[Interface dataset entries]
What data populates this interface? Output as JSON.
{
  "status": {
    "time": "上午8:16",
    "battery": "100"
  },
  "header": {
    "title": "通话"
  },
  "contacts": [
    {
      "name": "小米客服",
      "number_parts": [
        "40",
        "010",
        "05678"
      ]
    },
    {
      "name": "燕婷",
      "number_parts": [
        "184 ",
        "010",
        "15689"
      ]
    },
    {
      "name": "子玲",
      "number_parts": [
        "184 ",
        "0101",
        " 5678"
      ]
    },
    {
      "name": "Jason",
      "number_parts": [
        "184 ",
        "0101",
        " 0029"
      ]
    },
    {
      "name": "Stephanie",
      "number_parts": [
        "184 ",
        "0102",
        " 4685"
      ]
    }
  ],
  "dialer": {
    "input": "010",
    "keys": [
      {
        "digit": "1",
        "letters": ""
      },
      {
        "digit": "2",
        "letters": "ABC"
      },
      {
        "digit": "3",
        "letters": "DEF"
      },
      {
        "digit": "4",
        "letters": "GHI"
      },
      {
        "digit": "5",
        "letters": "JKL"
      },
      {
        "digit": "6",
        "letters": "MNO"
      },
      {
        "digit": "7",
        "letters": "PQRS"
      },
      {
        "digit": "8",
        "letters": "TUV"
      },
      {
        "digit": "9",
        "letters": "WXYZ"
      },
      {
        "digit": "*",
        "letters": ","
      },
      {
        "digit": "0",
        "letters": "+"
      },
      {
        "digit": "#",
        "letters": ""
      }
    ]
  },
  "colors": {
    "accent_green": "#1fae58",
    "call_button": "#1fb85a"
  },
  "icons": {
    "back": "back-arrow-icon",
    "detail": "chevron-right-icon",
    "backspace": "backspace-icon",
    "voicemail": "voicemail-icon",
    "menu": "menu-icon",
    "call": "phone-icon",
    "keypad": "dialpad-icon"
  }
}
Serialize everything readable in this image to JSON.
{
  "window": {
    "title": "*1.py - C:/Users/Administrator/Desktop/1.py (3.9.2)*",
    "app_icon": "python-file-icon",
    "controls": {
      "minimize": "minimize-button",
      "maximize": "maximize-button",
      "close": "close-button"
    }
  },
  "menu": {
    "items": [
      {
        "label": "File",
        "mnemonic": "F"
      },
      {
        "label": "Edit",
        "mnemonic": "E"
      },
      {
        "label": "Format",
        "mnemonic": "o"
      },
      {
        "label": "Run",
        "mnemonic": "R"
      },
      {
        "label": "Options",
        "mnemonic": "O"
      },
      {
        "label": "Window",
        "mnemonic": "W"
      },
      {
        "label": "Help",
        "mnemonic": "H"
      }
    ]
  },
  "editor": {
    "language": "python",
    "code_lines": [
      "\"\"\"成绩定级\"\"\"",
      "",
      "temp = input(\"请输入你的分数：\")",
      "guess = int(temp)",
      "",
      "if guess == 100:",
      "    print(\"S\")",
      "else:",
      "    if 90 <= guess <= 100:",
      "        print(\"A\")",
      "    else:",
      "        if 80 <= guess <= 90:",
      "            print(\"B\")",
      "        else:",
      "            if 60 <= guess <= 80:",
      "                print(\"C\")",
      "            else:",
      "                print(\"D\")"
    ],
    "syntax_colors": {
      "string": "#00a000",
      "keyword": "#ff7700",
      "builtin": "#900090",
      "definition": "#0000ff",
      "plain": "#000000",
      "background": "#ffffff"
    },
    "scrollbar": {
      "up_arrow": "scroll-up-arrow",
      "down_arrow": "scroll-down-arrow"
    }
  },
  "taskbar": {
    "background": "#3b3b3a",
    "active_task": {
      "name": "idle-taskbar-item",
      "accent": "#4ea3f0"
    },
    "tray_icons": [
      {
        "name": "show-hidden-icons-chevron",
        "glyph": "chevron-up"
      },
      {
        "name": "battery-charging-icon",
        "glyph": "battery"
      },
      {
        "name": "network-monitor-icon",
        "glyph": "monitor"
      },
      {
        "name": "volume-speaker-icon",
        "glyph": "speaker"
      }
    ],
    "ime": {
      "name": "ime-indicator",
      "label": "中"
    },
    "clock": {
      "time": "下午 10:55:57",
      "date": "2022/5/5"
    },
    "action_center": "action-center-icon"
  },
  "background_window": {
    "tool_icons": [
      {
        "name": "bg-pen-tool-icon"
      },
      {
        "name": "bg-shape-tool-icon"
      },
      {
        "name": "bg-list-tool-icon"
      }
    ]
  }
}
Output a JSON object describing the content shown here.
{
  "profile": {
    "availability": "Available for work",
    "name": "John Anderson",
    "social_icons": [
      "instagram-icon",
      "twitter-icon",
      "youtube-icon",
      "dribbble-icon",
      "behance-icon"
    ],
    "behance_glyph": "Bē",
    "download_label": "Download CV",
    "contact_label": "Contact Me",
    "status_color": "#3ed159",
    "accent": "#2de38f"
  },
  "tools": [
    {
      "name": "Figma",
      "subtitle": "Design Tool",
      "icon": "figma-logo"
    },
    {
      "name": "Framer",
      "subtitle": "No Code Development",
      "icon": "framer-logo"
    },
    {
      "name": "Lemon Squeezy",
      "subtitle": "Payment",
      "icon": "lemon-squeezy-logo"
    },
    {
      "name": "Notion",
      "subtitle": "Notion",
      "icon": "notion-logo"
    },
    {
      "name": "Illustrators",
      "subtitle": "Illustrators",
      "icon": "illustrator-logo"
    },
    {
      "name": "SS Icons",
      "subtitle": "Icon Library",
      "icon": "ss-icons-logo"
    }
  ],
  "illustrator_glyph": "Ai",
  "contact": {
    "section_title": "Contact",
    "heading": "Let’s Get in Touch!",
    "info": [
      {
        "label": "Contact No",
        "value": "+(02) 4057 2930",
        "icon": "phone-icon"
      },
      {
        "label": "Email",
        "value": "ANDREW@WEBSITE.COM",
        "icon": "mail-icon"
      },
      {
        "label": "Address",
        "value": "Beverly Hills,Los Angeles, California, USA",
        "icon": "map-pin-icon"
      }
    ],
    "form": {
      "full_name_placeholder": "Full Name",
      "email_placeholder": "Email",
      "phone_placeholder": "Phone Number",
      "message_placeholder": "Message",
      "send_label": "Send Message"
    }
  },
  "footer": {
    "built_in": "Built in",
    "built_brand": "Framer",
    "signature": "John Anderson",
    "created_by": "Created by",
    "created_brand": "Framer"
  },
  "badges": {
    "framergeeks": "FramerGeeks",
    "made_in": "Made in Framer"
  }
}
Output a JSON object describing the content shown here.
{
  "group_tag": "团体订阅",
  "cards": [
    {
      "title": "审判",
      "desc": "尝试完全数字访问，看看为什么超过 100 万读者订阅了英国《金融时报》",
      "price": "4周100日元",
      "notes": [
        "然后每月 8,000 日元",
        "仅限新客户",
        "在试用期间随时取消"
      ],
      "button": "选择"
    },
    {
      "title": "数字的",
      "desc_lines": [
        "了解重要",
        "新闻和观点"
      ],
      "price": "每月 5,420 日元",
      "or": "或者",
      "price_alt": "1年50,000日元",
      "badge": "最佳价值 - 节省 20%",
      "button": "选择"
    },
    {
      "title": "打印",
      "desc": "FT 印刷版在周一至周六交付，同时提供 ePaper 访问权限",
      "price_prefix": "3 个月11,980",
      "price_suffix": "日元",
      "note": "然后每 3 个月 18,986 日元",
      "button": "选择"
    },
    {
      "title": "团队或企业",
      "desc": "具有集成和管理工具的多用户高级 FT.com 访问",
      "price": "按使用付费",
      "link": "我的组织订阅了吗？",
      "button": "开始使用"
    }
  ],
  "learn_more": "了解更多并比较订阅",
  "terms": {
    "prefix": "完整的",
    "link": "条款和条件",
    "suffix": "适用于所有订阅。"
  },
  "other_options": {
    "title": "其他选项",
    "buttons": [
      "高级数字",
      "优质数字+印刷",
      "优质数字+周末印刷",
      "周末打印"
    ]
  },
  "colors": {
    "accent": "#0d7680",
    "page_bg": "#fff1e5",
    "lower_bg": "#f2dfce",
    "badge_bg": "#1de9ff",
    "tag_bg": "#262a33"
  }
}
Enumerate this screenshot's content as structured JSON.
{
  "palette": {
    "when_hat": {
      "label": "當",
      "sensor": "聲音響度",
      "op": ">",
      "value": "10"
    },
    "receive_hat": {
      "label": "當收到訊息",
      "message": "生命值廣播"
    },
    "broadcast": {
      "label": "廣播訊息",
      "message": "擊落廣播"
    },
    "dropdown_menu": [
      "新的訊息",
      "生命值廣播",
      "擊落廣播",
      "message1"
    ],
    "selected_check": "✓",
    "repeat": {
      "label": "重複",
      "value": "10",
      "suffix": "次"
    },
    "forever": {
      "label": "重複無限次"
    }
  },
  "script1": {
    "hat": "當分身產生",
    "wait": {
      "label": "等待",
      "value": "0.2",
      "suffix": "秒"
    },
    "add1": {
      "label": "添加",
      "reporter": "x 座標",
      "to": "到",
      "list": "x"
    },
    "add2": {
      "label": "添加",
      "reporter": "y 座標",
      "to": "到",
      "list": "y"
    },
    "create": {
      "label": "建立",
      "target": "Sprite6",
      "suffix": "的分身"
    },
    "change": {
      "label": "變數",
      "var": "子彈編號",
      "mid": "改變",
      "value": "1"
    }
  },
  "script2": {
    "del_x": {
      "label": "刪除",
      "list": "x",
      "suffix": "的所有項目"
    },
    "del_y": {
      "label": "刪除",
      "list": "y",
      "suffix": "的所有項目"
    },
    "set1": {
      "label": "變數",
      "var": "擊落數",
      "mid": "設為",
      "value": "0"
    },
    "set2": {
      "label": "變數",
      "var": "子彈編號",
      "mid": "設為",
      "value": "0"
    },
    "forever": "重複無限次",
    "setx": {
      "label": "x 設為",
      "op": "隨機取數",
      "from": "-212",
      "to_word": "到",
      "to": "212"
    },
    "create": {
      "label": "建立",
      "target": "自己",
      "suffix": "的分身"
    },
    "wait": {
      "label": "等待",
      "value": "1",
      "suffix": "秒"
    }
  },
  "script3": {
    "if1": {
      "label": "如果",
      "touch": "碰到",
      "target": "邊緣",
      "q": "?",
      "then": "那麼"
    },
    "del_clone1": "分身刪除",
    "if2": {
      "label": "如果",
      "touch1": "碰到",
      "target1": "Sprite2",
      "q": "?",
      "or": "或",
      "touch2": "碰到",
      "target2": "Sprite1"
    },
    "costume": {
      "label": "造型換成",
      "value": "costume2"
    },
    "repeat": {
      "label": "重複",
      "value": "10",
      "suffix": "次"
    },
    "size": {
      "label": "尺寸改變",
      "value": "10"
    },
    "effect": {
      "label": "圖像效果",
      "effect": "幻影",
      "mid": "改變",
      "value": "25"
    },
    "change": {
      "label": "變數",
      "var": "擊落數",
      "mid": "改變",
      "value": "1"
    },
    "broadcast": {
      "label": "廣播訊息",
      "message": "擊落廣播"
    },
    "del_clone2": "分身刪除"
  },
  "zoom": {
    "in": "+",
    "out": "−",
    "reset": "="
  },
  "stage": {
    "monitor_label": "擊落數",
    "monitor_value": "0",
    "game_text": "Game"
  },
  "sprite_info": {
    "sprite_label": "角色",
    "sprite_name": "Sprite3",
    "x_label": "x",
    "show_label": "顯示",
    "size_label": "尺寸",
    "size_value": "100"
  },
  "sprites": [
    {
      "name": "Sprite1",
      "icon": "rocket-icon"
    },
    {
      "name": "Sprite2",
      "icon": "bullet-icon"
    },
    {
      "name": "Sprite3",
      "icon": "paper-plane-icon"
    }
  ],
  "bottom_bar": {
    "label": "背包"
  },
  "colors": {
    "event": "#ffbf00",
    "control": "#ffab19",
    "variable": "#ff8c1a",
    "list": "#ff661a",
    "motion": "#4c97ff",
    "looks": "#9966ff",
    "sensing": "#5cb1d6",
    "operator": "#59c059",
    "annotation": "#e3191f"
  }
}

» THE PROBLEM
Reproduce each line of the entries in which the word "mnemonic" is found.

» SOLUTION TO THE PROBLEM
        "mnemonic": "F"
        "mnemonic": "E"
        "mnemonic": "o"
        "mnemonic": "R"
        "mnemonic": "O"
        "mnemonic": "W"
        "mnemonic": "H"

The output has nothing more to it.